Provided records:
○ ○ ○ ○ ○ ○ ○

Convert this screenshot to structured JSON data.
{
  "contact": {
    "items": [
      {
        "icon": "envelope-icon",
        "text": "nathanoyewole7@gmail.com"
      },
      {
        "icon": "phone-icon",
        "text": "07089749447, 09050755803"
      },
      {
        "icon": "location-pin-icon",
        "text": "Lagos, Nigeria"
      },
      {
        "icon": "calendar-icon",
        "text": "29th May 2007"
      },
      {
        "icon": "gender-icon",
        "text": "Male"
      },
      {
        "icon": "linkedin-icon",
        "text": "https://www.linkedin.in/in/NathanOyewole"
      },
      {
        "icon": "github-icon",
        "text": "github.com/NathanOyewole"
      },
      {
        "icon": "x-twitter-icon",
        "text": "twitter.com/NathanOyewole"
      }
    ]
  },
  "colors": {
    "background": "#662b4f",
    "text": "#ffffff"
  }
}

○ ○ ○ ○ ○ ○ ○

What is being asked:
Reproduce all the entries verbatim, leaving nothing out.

Final answer:
Convert this screenshot to structured JSON data.
{
  "contact": {
    "items": [
      {
        "icon": "envelope-icon",
        "text": "nathanoyewole7@gmail.com"
      },
      {
        "icon": "phone-icon",
        "text": "07089749447, 09050755803"
      },
      {
        "icon": "location-pin-icon",
        "text": "Lagos, Nigeria"
      },
      {
        "icon": "calendar-icon",
        "text": "29th May 2007"
      },
      {
        "icon": "gender-icon",
        "text": "Male"
      },
      {
        "icon": "linkedin-icon",
        "text": "https://www.linkedin.in/in/NathanOyewole"
      },
      {
        "icon": "github-icon",
        "text": "github.com/NathanOyewole"
      },
      {
        "icon": "x-twitter-icon",
        "text": "twitter.com/NathanOyewole"
      }
    ]
  },
  "colors": {
    "background": "#662b4f",
    "text": "#ffffff"
  }
}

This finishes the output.